# WHAT YOU ARE ASKED TO DO:
Each record beneath this line should be returned exactly as it is.

Excerpts from an interface dataset:
↓↓↓

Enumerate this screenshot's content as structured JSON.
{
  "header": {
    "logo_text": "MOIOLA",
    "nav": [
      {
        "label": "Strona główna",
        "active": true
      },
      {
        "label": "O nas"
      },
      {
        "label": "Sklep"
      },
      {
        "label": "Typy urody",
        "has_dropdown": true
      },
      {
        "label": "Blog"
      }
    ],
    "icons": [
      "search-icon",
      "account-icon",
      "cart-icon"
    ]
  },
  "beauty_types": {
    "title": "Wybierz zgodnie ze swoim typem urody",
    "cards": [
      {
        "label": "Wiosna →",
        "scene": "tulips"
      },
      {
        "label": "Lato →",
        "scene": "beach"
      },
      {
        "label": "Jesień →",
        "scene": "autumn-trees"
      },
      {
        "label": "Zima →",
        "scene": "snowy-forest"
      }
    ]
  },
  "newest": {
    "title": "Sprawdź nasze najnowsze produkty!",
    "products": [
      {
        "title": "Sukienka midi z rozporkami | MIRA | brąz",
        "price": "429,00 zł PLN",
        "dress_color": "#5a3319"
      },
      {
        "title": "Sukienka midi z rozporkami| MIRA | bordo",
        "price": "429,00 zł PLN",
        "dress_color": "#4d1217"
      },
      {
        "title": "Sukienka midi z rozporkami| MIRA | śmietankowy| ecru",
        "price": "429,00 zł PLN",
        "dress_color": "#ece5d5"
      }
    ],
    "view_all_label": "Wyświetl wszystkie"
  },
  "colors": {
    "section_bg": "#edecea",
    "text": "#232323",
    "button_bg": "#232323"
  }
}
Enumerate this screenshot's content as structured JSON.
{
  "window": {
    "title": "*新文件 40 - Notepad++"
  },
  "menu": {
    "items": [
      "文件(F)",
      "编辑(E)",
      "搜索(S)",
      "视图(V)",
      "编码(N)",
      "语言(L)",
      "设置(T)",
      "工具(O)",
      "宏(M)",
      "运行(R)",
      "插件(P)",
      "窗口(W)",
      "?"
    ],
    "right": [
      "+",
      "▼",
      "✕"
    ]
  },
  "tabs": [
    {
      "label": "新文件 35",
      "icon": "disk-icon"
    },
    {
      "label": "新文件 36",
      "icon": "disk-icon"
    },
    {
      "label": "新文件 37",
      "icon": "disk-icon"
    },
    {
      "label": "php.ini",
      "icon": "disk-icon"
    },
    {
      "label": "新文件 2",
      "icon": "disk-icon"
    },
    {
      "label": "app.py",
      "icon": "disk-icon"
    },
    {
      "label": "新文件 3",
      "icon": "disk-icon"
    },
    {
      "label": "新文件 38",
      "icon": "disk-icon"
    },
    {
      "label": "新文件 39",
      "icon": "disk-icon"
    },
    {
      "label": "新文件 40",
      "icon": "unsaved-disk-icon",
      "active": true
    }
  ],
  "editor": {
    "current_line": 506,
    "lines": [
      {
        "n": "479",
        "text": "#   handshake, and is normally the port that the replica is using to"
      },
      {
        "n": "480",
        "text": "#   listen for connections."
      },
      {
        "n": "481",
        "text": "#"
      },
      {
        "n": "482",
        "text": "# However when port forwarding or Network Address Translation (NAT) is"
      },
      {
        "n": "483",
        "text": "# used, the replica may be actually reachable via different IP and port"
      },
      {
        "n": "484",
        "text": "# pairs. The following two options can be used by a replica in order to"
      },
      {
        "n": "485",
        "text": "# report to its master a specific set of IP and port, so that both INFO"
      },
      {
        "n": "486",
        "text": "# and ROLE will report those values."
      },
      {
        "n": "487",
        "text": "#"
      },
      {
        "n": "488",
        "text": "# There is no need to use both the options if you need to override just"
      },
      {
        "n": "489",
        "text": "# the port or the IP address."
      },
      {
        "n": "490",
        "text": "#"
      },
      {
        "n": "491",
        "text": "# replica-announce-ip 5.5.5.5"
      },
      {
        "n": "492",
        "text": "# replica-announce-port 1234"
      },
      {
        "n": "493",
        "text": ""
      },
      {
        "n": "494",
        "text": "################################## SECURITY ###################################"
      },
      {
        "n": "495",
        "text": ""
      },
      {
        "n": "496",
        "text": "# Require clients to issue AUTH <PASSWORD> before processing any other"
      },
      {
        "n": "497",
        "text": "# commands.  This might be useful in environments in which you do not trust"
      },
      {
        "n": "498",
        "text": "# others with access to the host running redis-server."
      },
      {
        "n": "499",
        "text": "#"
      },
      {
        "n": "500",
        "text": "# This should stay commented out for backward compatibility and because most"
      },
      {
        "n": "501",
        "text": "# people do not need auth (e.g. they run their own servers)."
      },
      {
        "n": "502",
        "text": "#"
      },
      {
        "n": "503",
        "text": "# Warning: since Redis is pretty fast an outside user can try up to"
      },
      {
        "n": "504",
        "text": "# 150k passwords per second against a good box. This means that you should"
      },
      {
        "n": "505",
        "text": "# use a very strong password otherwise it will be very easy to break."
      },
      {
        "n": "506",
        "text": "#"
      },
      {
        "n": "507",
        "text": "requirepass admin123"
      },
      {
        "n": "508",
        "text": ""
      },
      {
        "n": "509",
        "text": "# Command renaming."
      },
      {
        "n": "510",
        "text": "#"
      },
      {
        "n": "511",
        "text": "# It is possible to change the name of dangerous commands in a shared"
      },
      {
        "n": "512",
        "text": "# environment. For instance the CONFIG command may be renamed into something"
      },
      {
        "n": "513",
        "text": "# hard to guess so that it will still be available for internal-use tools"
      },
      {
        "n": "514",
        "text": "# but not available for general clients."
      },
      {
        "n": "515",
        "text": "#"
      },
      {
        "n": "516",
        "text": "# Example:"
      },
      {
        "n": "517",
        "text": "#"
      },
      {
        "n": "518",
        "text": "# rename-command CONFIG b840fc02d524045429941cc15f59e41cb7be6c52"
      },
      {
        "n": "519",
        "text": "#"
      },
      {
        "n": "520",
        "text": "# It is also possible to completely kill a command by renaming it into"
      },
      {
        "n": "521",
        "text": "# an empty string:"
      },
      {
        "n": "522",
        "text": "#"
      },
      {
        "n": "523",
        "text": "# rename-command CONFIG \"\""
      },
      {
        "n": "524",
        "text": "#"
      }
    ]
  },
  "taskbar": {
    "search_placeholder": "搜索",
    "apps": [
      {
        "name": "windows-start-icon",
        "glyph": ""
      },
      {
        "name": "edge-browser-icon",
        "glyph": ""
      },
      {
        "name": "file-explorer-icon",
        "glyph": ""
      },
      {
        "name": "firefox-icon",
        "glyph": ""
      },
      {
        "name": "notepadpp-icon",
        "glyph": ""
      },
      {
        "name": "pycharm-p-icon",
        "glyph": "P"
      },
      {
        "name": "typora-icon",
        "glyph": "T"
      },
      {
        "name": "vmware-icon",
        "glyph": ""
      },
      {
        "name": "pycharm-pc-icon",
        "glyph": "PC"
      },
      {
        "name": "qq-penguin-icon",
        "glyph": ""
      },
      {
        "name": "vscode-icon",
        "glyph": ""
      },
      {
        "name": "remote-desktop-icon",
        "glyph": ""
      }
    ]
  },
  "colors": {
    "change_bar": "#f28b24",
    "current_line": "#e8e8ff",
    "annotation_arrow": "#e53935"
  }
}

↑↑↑

# ANSWER BOX:
Enumerate this screenshot's content as structured JSON.
{
  "header": {
    "logo_text": "MOIOLA",
    "nav": [
      {
        "label": "Strona główna",
        "active": true
      },
      {
        "label": "O nas"
      },
      {
        "label": "Sklep"
      },
      {
        "label": "Typy urody",
        "has_dropdown": true
      },
      {
        "label": "Blog"
      }
    ],
    "icons": [
      "search-icon",
      "account-icon",
      "cart-icon"
    ]
  },
  "beauty_types": {
    "title": "Wybierz zgodnie ze swoim typem urody",
    "cards": [
      {
        "label": "Wiosna →",
        "scene": "tulips"
      },
      {
        "label": "Lato →",
        "scene": "beach"
      },
      {
        "label": "Jesień →",
        "scene": "autumn-trees"
      },
      {
        "label": "Zima →",
        "scene": "snowy-forest"
      }
    ]
  },
  "newest": {
    "title": "Sprawdź nasze najnowsze produkty!",
    "products": [
      {
        "title": "Sukienka midi z rozporkami | MIRA | brąz",
        "price": "429,00 zł PLN",
        "dress_color": "#5a3319"
      },
      {
        "title": "Sukienka midi z rozporkami| MIRA | bordo",
        "price": "429,00 zł PLN",
        "dress_color": "#4d1217"
      },
      {
        "title": "Sukienka midi z rozporkami| MIRA | śmietankowy| ecru",
        "price": "429,00 zł PLN",
        "dress_color": "#ece5d5"
      }
    ],
    "view_all_label": "Wyświetl wszystkie"
  },
  "colors": {
    "section_bg": "#edecea",
    "text": "#232323",
    "button_bg": "#232323"
  }
}
Enumerate this screenshot's content as structured JSON.
{
  "window": {
    "title": "*新文件 40 - Notepad++"
  },
  "menu": {
    "items": [
      "文件(F)",
      "编辑(E)",
      "搜索(S)",
      "视图(V)",
      "编码(N)",
      "语言(L)",
      "设置(T)",
      "工具(O)",
      "宏(M)",
      "运行(R)",
      "插件(P)",
      "窗口(W)",
      "?"
    ],
    "right": [
      "+",
      "▼",
      "✕"
    ]
  },
  "tabs": [
    {
      "label": "新文件 35",
      "icon": "disk-icon"
    },
    {
      "label": "新文件 36",
      "icon": "disk-icon"
    },
    {
      "label": "新文件 37",
      "icon": "disk-icon"
    },
    {
      "label": "php.ini",
      "icon": "disk-icon"
    },
    {
      "label": "新文件 2",
      "icon": "disk-icon"
    },
    {
      "label": "app.py",
      "icon": "disk-icon"
    },
    {
      "label": "新文件 3",
      "icon": "disk-icon"
    },
    {
      "label": "新文件 38",
      "icon": "disk-icon"
    },
    {
      "label": "新文件 39",
      "icon": "disk-icon"
    },
    {
      "label": "新文件 40",
      "icon": "unsaved-disk-icon",
      "active": true
    }
  ],
  "editor": {
    "current_line": 506,
    "lines": [
      {
        "n": "479",
        "text": "#   handshake, and is normally the port that the replica is using to"
      },
      {
        "n": "480",
        "text": "#   listen for connections."
      },
      {
        "n": "481",
        "text": "#"
      },
      {
        "n": "482",
        "text": "# However when port forwarding or Network Address Translation (NAT) is"
      },
      {
        "n": "483",
        "text": "# used, the replica may be actually reachable via different IP and port"
      },
      {
        "n": "484",
        "text": "# pairs. The following two options can be used by a replica in order to"
      },
      {
        "n": "485",
        "text": "# report to its master a specific set of IP and port, so that both INFO"
      },
      {
        "n": "486",
        "text": "# and ROLE will report those values."
      },
      {
        "n": "487",
        "text": "#"
      },
      {
        "n": "488",
        "text": "# There is no need to use both the options if you need to override just"
      },
      {
        "n": "489",
        "text": "# the port or the IP address."
      },
      {
        "n": "490",
        "text": "#"
      },
      {
        "n": "491",
        "text": "# replica-announce-ip 5.5.5.5"
      },
      {
        "n": "492",
        "text": "# replica-announce-port 1234"
      },
      {
        "n": "493",
        "text": ""
      },
      {
        "n": "494",
        "text": "################################## SECURITY ###################################"
      },
      {
        "n": "495",
        "text": ""
      },
      {
        "n": "496",
        "text": "# Require clients to issue AUTH <PASSWORD> before processing any other"
      },
      {
        "n": "497",
        "text": "# commands.  This might be useful in environments in which you do not trust"
      },
      {
        "n": "498",
        "text": "# others with access to the host running redis-server."
      },
      {
        "n": "499",
        "text": "#"
      },
      {
        "n": "500",
        "text": "# This should stay commented out for backward compatibility and because most"
      },
      {
        "n": "501",
        "text": "# people do not need auth (e.g. they run their own servers)."
      },
      {
        "n": "502",
        "text": "#"
      },
      {
        "n": "503",
        "text": "# Warning: since Redis is pretty fast an outside user can try up to"
      },
      {
        "n": "504",
        "text": "# 150k passwords per second against a good box. This means that you should"
      },
      {
        "n": "505",
        "text": "# use a very strong password otherwise it will be very easy to break."
      },
      {
        "n": "506",
        "text": "#"
      },
      {
        "n": "507",
        "text": "requirepass admin123"
      },
      {
        "n": "508",
        "text": ""
      },
      {
        "n": "509",
        "text": "# Command renaming."
      },
      {
        "n": "510",
        "text": "#"
      },
      {
        "n": "511",
        "text": "# It is possible to change the name of dangerous commands in a shared"
      },
      {
        "n": "512",
        "text": "# environment. For instance the CONFIG command may be renamed into something"
      },
      {
        "n": "513",
        "text": "# hard to guess so that it will still be available for internal-use tools"
      },
      {
        "n": "514",
        "text": "# but not available for general clients."
      },
      {
        "n": "515",
        "text": "#"
      },
      {
        "n": "516",
        "text": "# Example:"
      },
      {
        "n": "517",
        "text": "#"
      },
      {
        "n": "518",
        "text": "# rename-command CONFIG b840fc02d524045429941cc15f59e41cb7be6c52"
      },
      {
        "n": "519",
        "text": "#"
      },
      {
        "n": "520",
        "text": "# It is also possible to completely kill a command by renaming it into"
      },
      {
        "n": "521",
        "text": "# an empty string:"
      },
      {
        "n": "522",
        "text": "#"
      },
      {
        "n": "523",
        "text": "# rename-command CONFIG \"\""
      },
      {
        "n": "524",
        "text": "#"
      }
    ]
  },
  "taskbar": {
    "search_placeholder": "搜索",
    "apps": [
      {
        "name": "windows-start-icon",
        "glyph": ""
      },
      {
        "name": "edge-browser-icon",
        "glyph": ""
      },
      {
        "name": "file-explorer-icon",
        "glyph": ""
      },
      {
        "name": "firefox-icon",
        "glyph": ""
      },
      {
        "name": "notepadpp-icon",
        "glyph": ""
      },
      {
        "name": "pycharm-p-icon",
        "glyph": "P"
      },
      {
        "name": "typora-icon",
        "glyph": "T"
      },
      {
        "name": "vmware-icon",
        "glyph": ""
      },
      {
        "name": "pycharm-pc-icon",
        "glyph": "PC"
      },
      {
        "name": "qq-penguin-icon",
        "glyph": ""
      },
      {
        "name": "vscode-icon",
        "glyph": ""
      },
      {
        "name": "remote-desktop-icon",
        "glyph": ""
      }
    ]
  },
  "colors": {
    "change_bar": "#f28b24",
    "current_line": "#e8e8ff",
    "annotation_arrow": "#e53935"
  }
}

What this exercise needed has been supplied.